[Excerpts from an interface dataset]
....
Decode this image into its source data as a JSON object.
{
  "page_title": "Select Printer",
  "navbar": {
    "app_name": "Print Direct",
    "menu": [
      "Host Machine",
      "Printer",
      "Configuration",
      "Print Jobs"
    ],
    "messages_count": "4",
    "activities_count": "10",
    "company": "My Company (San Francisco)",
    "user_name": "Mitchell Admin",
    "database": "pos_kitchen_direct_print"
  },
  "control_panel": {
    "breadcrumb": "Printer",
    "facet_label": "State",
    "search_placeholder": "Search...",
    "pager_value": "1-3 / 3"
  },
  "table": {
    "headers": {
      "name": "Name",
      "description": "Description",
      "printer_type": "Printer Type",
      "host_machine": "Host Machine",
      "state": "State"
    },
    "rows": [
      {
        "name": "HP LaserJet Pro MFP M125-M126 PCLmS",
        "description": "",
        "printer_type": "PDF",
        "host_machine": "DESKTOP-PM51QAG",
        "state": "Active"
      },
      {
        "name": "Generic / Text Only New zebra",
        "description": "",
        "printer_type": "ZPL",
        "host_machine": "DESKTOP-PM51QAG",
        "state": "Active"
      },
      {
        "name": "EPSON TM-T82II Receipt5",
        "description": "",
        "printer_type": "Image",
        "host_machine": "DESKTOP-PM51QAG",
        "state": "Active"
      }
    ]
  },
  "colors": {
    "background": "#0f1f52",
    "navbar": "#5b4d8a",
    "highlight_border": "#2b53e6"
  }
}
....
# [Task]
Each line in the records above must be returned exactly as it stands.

# [Response to this exercise]
Decode this image into its source data as a JSON object.
{
  "page_title": "Select Printer",
  "navbar": {
    "app_name": "Print Direct",
    "menu": [
      "Host Machine",
      "Printer",
      "Configuration",
      "Print Jobs"
    ],
    "messages_count": "4",
    "activities_count": "10",
    "company": "My Company (San Francisco)",
    "user_name": "Mitchell Admin",
    "database": "pos_kitchen_direct_print"
  },
  "control_panel": {
    "breadcrumb": "Printer",
    "facet_label": "State",
    "search_placeholder": "Search...",
    "pager_value": "1-3 / 3"
  },
  "table": {
    "headers": {
      "name": "Name",
      "description": "Description",
      "printer_type": "Printer Type",
      "host_machine": "Host Machine",
      "state": "State"
    },
    "rows": [
      {
        "name": "HP LaserJet Pro MFP M125-M126 PCLmS",
        "description": "",
        "printer_type": "PDF",
        "host_machine": "DESKTOP-PM51QAG",
        "state": "Active"
      },
      {
        "name": "Generic / Text Only New zebra",
        "description": "",
        "printer_type": "ZPL",
        "host_machine": "DESKTOP-PM51QAG",
        "state": "Active"
      },
      {
        "name": "EPSON TM-T82II Receipt5",
        "description": "",
        "printer_type": "Image",
        "host_machine": "DESKTOP-PM51QAG",
        "state": "Active"
      }
    ]
  },
  "colors": {
    "background": "#0f1f52",
    "navbar": "#5b4d8a",
    "highlight_border": "#2b53e6"
  }
}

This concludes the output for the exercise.